→ **RECORDS FOR THE TASK**:
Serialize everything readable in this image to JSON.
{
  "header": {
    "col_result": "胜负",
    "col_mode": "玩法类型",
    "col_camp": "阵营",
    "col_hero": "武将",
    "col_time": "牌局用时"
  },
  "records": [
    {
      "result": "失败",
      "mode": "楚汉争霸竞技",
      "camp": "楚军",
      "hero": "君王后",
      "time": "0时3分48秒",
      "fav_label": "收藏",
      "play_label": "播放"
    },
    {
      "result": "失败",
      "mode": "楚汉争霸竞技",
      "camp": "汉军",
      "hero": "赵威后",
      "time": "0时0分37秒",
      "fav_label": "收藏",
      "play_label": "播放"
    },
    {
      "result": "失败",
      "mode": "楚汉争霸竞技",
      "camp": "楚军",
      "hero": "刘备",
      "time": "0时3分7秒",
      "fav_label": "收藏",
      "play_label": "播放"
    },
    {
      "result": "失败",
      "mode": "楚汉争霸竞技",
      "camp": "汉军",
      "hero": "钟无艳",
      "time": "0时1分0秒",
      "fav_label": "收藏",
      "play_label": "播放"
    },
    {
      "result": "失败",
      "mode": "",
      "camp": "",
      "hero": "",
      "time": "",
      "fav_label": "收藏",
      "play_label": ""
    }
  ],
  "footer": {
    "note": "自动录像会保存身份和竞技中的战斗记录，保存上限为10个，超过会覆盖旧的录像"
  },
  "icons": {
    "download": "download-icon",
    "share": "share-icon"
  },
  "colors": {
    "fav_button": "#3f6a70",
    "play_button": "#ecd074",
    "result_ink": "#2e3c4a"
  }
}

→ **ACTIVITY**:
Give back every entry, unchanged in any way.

→ **EXERCISE ANSWER**:
Serialize everything readable in this image to JSON.
{
  "header": {
    "col_result": "胜负",
    "col_mode": "玩法类型",
    "col_camp": "阵营",
    "col_hero": "武将",
    "col_time": "牌局用时"
  },
  "records": [
    {
      "result": "失败",
      "mode": "楚汉争霸竞技",
      "camp": "楚军",
      "hero": "君王后",
      "time": "0时3分48秒",
      "fav_label": "收藏",
      "play_label": "播放"
    },
    {
      "result": "失败",
      "mode": "楚汉争霸竞技",
      "camp": "汉军",
      "hero": "赵威后",
      "time": "0时0分37秒",
      "fav_label": "收藏",
      "play_label": "播放"
    },
    {
      "result": "失败",
      "mode": "楚汉争霸竞技",
      "camp": "楚军",
      "hero": "刘备",
      "time": "0时3分7秒",
      "fav_label": "收藏",
      "play_label": "播放"
    },
    {
      "result": "失败",
      "mode": "楚汉争霸竞技",
      "camp": "汉军",
      "hero": "钟无艳",
      "time": "0时1分0秒",
      "fav_label": "收藏",
      "play_label": "播放"
    },
    {
      "result": "失败",
      "mode": "",
      "camp": "",
      "hero": "",
      "time": "",
      "fav_label": "收藏",
      "play_label": ""
    }
  ],
  "footer": {
    "note": "自动录像会保存身份和竞技中的战斗记录，保存上限为10个，超过会覆盖旧的录像"
  },
  "icons": {
    "download": "download-icon",
    "share": "share-icon"
  },
  "colors": {
    "fav_button": "#3f6a70",
    "play_button": "#ecd074",
    "result_ink": "#2e3c4a"
  }
}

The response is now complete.